Like most sites this site uses cookies : By continuing to use our site you are agreeing to our cookie policy.close & accept [x]
Resources Centre / Twins Tips Introduction / Twins Tips / Twins Development in Utero
Twins Development in Utero

Question: In utero. do my multiples grow and develop at the same rate as a singleton?

Birth weights of multiple babies tend to be lower than singletons due to the fact that multiple babies are sharing the same amount of space and nourishment. The nourishment allotment can often be unequally shared. providing another difference in fetal development.

For the first two trimesters twins manage to grow at the same rate as a singleton. but from weeks 26-28 the growth rate decreases and continues to decrease for the duration of the pregnancy. Due to the cramped space within the uterus. and possible unequal sharing of maternal nutrition. there can be slight developmental/physical differences between the babies (e.g. minor speech differences. delayed sitting up. walking. etc.). It is agreed that multiple birth children tend to be developmentally slower than singleton children. during the early stages of growth.

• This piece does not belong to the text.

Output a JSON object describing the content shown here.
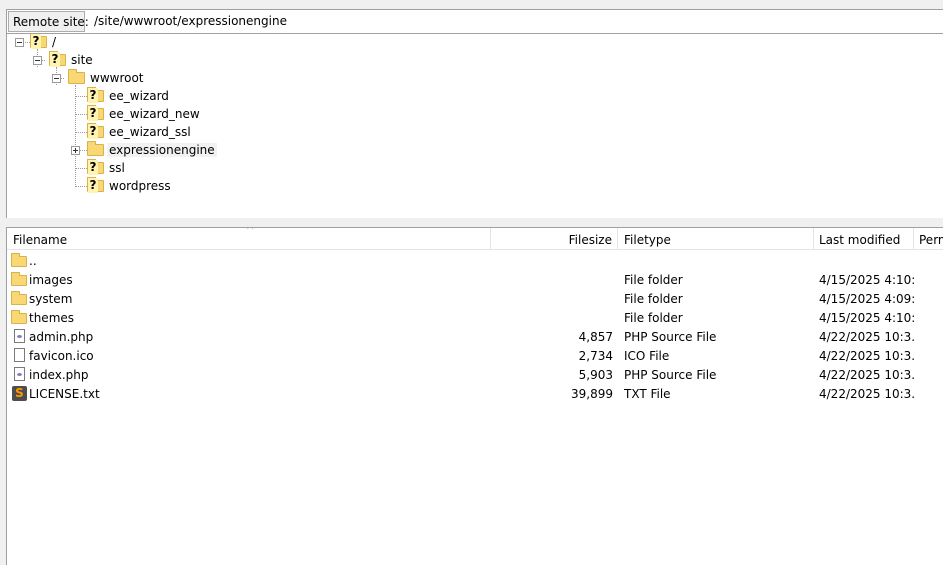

Nowadays. birth weights for multiples are higher due to the fact that multiple birth pregnancies are labelled 'high risk' and are therefore very closely monitored. A greater awareness of the impact of good nutrition and mothers carrying their babies for a longer period of time have contributed to an increase in well developed multiple babies. When looking at development. the age of multiples is corrected. Medical personnel take into account how many weeks premature the babies were born.

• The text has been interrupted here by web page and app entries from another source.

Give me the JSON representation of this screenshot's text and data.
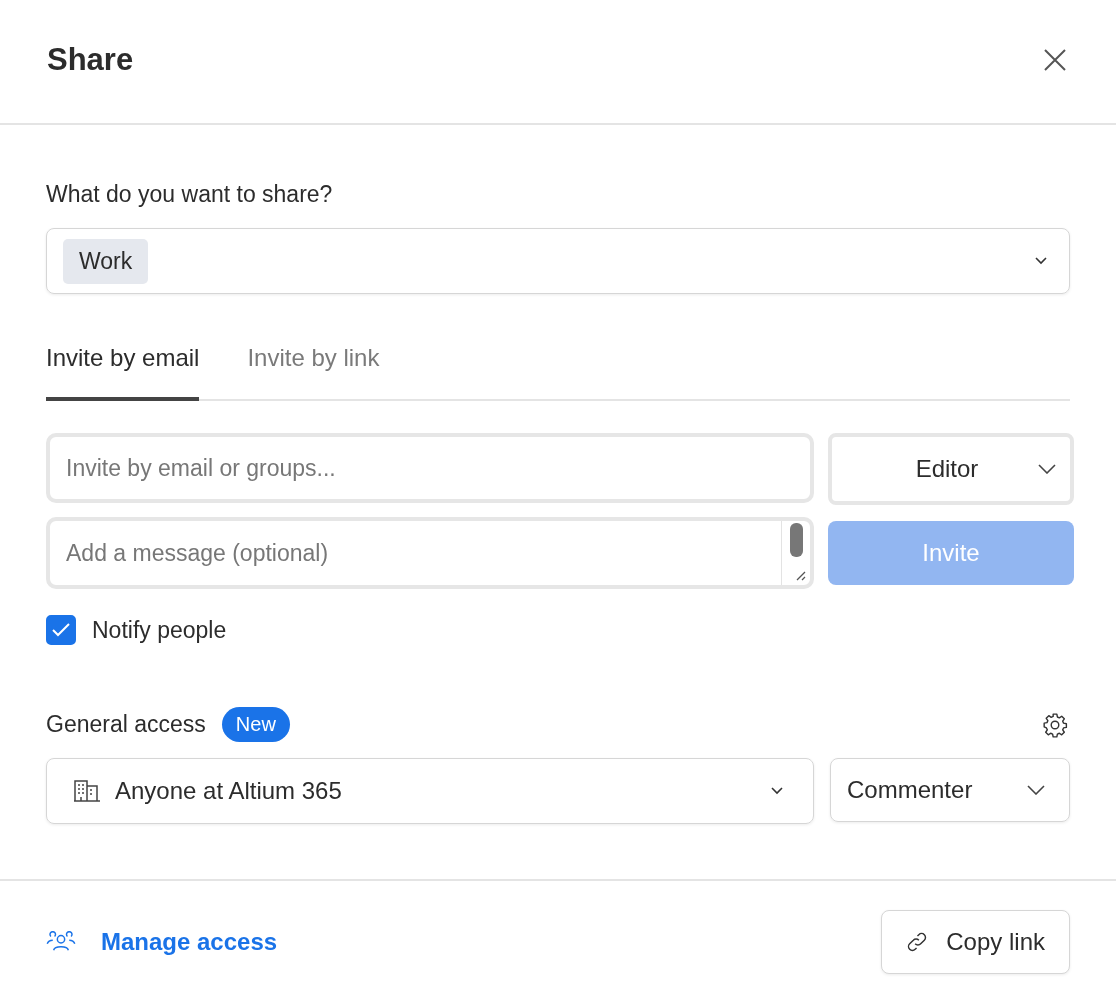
{
  "dialog": {
    "title": "Share"
  },
  "share_target": {
    "label": "What do you want to share?",
    "chips": [
      "Work"
    ]
  },
  "tabs": [
    {
      "label": "Invite by email",
      "selected": true
    },
    {
      "label": "Invite by link",
      "selected": false
    }
  ],
  "invite": {
    "email_placeholder": "Invite by email or groups...",
    "role": "Editor",
    "message_placeholder": "Add a message (optional)",
    "button": {
      "label": "Invite",
      "disabled": true
    }
  },
  "notify": {
    "label": "Notify people",
    "checked": true
  },
  "general_access": {
    "label": "General access",
    "badge": "New",
    "scope": "Anyone at Altium 365",
    "role": "Commenter"
  },
  "footer": {
    "manage_access": "Manage access",
    "copy_link": "Copy link"
  }
}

Several studies conducted after the birth of multiples. have shown a remarkable catch-up during the first year when compared to singletons. By the age of four years. twins had almost caught up with singletons in height. but less so in weight. By eight years of age. there were no significant differences in either height or weight between twins and singletons.


The Nature and Nurture of Twins. by Dr. Elizabeth M. Bryan. Multiple Birth Foundation. UK

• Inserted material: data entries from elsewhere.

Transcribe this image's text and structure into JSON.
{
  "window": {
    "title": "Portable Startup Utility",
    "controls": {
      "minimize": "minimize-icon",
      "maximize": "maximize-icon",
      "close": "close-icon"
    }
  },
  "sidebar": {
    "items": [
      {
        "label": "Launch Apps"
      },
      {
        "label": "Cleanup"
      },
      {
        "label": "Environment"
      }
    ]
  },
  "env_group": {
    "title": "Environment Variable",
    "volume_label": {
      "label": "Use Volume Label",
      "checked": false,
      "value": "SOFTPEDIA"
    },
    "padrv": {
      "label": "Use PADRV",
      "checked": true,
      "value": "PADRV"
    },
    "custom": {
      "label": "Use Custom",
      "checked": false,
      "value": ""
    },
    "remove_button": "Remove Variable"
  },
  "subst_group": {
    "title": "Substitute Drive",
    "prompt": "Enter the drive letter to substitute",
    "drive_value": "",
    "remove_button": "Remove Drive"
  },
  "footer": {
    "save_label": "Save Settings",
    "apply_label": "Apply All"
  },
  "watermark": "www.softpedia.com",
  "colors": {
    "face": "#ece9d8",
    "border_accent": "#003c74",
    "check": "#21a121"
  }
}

< Back

Back to Resources Centre

Search Twins Tips

Back to Resources Centre

Copyright 2008 Twins International Ltd.